      3. Security unit liaisons for non-MiWorkspace units will, as necessary, develop and implement unit-level policies, procedures, communications, and educational programs that are consistent with this university-wide incident reporting policy.
    5. The University HIPAA Officer, UMOR, and the Treasurer’s Office will inform IA of serious incidents reported to them.
    6. Third Party Vendors and Contractors:  U-M has an ownership, stewardship, or custodial interest in all university data, regardless of how or where it is stored, transmitted, or processed. The reporting requirements of this policy apply to third parties that are contractually bound to limit the access, use, or disclosure of U-M information assets. These third party vendors or entities shall report potential or actual incidents to the university per the terms of their contract and/or the university’s data protection addendum.
  6. Violations and Sanctions

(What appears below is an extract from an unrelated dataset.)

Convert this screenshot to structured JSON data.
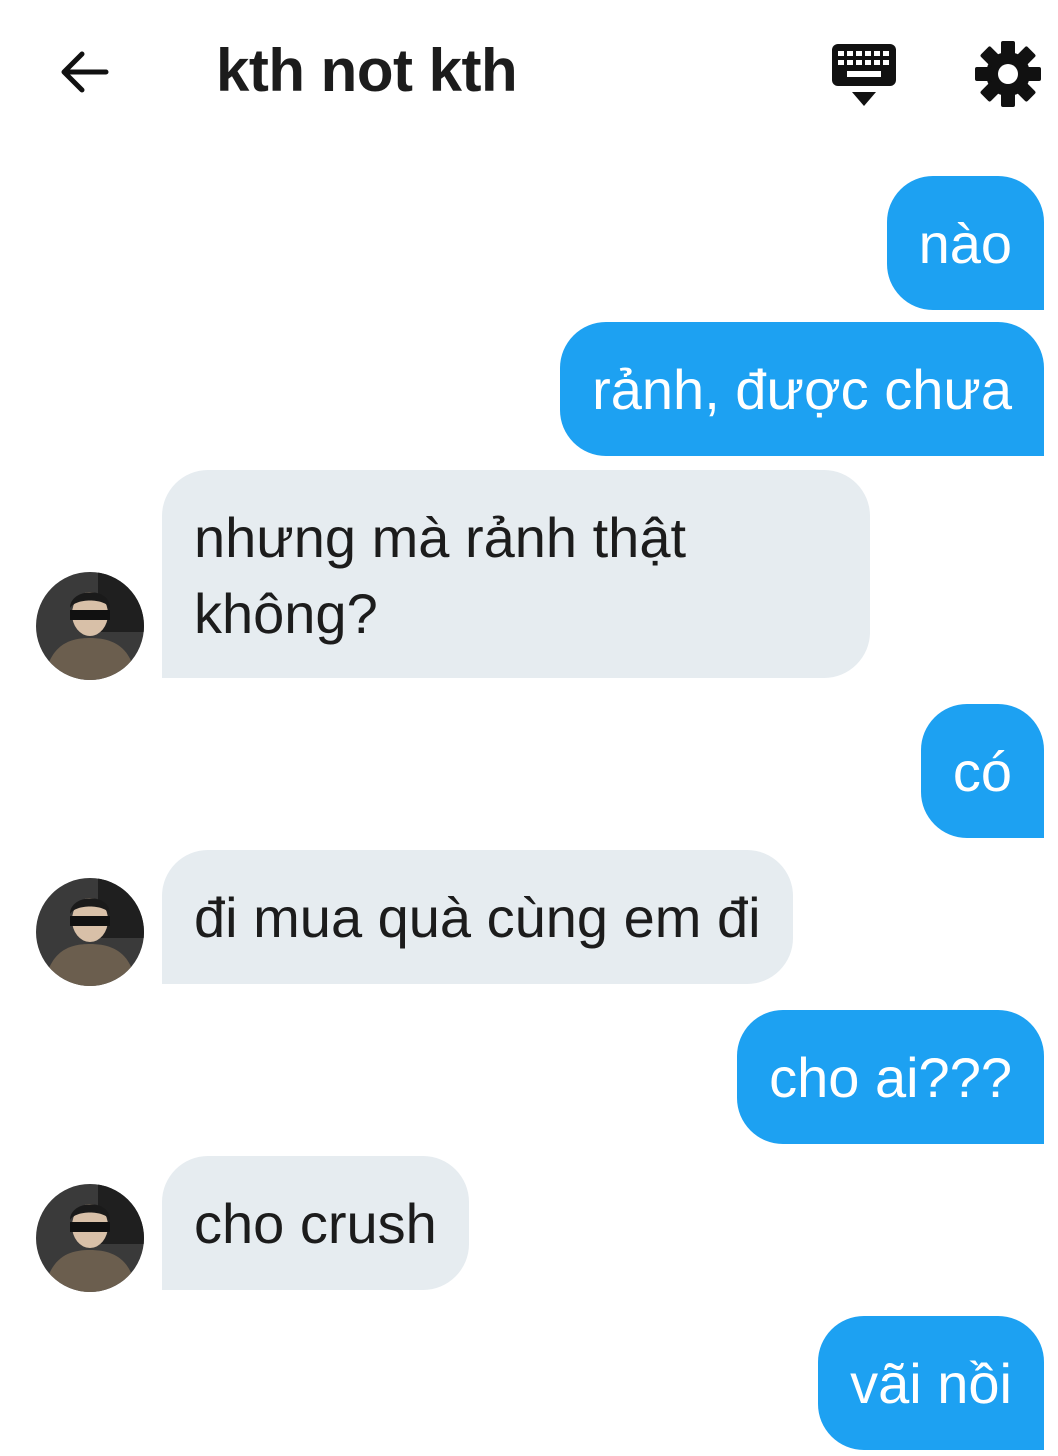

    Violations of this policy may result in disciplinary action up to and including suspension or revocation of computer accounts and access to networks, non-reappointment, discharge, dismissal, and/or legal action. Discipline (SPG 201.12) provides for staff member disciplinary procedures and sanctions.  Violations of this policy by faculty may result in appropriate sanction or disciplinary action consistent with applicable university procedures. If dismissal or demotion of qualified faculty is proposed, the matter will be addressed in accordance with the procedures set forth in Regents Bylaw 5.09. In addition to U-M disciplinary actions, individuals may be personally subject to criminal or civil prosecution and sanctions if they engage in unlawful behavior related to applicable federal and state laws.

  7. Reporting Incidents

    1. Information Assurance (IA) — [email protected]
    2. Incidents involving PHI: University HIPAA Officer — [email protected]
    3. Incidents involving human subject research: Office of Research — [email protected] and Institutional Review Boards — [email protected]; or [email protected]
    4. Incidents involving payment card information (PCI): Treasurer’s Office — [email protected]
    5. Incidents that may also be crimes or threats to personal safety: Division of Public Safety and Security — (734) 763-8391
  8. Related Policies

    1. Responsible Use of Information Resources (SPG 601.07)
    2. Institutional Data Resource Management (SPG 601.12)
    3. Information Security (SPG 601.27)
    4. Report an IT Security Incident, Safe Computing
SPG Number
Date Issued
Last Updated
Next Review Date
Applies To
All Faculty and Staff
Office of the Vice President for Information Technology and Chief Information Officer
Primary Contact
Office of the Vice President for Information Technology and Chief Information Officer